As I write this, the sky is grey and the temperature has dropped. I am really hoping the fine weather will return in August so that we can again eat dinner in the garden and spend some time worshipping Father Sun! Although yesterday on the top deck of the bus into the city with Mia we passed a Chestnut Tree heavy with green spiky baby chestnuts and I am sure that last evening I could smell just a hint of autumn. It’s just around the corner – but I, for one, am not done with summer yet!
I am off now to whizz around my favourite blogs! I have missed visiting and have been spending too long twittering away!
Finally, (and I know this could be seen as nepotism), I am going to hand this award on to one of the best photographers I know – Paul over there (a few feet away) at Sherwood Photography, not for his words but for his sublime images! Here you go Sherwood – catch!
Somewhere, deep in my bones, resonates the feeling of harvest bounty. My grocery shopping now includes lots of root vegetables with which to make big pots of soup, full of the energy of summer sunshine and earthy goodness. Soon we will take another trip out to blackberry country, armed with bags in which to collect the little, juicy, ruby red nuggets of sweetness which will be borne home and made into old fashioned desserts and autumnal crumbles.
The swallows who nest in our eaves every summer have left home again, following the sun south. This signals it is time for me to prepare the garden for the dark and stormy days of winter ahead. Pots will be emptied and stored in the corner, garden furniture covered and moved into a sheltered spot and wind chimes and mobiles will be hung in the safety of the boiler house.
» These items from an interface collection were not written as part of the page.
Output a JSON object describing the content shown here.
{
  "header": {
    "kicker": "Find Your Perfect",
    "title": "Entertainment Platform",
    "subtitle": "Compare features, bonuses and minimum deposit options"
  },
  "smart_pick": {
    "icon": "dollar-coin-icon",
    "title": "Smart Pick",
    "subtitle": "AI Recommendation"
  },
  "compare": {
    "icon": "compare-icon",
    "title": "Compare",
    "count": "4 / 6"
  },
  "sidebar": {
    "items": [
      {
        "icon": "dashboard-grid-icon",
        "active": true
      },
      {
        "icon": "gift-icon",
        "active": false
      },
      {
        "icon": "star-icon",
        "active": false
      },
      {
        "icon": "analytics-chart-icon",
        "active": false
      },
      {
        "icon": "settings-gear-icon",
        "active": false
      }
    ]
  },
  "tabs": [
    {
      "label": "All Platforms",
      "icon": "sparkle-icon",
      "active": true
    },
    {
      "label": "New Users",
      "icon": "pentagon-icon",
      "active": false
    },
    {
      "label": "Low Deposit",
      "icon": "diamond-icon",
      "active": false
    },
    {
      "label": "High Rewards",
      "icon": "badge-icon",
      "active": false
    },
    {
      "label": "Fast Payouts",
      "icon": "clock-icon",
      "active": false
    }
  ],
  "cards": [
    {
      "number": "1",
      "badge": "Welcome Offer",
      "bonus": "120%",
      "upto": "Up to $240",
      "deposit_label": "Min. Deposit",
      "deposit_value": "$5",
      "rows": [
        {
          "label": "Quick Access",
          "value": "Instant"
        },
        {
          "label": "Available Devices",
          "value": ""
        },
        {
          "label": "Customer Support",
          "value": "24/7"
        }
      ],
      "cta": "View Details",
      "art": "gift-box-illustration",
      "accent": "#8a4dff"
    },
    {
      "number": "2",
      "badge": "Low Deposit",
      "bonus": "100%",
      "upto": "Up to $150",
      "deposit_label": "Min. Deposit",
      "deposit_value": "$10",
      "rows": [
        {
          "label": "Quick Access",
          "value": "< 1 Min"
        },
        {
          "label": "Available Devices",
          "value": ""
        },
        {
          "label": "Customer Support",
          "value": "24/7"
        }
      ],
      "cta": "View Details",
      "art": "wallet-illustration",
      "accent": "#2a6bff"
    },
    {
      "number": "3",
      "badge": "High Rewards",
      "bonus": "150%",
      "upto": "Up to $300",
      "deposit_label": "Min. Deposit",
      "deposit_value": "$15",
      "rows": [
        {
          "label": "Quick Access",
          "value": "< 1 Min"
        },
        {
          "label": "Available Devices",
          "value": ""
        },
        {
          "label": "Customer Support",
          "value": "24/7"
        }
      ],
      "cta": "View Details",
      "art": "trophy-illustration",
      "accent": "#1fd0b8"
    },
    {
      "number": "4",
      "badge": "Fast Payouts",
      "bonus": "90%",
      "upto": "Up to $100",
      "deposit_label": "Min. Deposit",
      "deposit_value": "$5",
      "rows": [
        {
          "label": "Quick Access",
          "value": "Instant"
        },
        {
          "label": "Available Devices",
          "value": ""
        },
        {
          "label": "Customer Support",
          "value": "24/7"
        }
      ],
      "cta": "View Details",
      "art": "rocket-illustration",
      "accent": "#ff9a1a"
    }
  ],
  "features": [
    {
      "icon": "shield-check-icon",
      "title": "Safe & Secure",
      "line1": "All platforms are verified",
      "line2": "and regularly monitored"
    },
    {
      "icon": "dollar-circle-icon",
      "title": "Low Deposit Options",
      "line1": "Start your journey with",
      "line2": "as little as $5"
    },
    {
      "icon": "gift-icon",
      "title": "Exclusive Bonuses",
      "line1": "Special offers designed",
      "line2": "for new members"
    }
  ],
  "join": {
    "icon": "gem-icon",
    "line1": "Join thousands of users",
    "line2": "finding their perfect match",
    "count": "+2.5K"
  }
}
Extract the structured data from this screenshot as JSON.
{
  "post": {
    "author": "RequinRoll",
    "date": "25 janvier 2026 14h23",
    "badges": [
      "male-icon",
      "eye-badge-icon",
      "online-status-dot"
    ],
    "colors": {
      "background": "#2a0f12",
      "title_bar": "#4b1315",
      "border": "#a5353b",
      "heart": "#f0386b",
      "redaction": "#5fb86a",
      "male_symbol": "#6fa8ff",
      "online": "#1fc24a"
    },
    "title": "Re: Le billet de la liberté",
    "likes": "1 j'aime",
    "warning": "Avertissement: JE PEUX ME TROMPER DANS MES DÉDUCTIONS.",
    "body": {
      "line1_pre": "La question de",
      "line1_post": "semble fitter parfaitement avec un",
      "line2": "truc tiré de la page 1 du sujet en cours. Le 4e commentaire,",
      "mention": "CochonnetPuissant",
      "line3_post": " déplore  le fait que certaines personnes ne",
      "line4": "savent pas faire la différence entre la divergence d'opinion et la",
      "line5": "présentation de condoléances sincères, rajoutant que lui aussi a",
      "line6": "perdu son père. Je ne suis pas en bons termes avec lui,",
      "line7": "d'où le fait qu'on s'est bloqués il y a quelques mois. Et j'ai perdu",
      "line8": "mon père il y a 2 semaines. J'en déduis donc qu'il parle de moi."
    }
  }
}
Indoors I will root out throws and extra winter cushions for the lounge. Shortly we will begin to draw the curtains at sunset. Light summer nightwear will be replaced by winter pj’s, slippers and big cosy dressing gowns. And best of all, soon we will light the first fire of the season. A magical occasion, which reminds me of the bonfires of our pagan antecedents and connects me with the ancient Celtic meaning of Halloween.
This is the season of hibernation and introspection. Just like the hedgehogs preparing for a big sleep under the bushes at the bottom of the garden, my inner self knows that now is time for energy to be drawn inwards. My vision of autumn is of nights by the fire, kids tucked up cosily in bed, animals stretched by the hearth. Piles of books waiting to be read, and time to think and to be still.
But we are clearly not ready for autumn yet. The kids still have another month off school and we still have hope in our hearts that the sun will return during this month to allow us some more time to dine in the garden and bathe our bones in the heat.
However, as we turn into the month of August, we are aware of the shortening of the days. Evening comes just a little earlier each day and we are reminded that, like it or not, we are sliding into autumn.
But there is something immensely comforting in the relentless turning of the Wheel of the Year. No matter what is going on in your life, the Earth continues her journey through the seasons, just as she has done forever. And that is reassuring. Earth’s whisper is always the same. – “all is well”.
So take that thought with you – all is well. And allow the heart beat of Mother Nature calm and soothe you.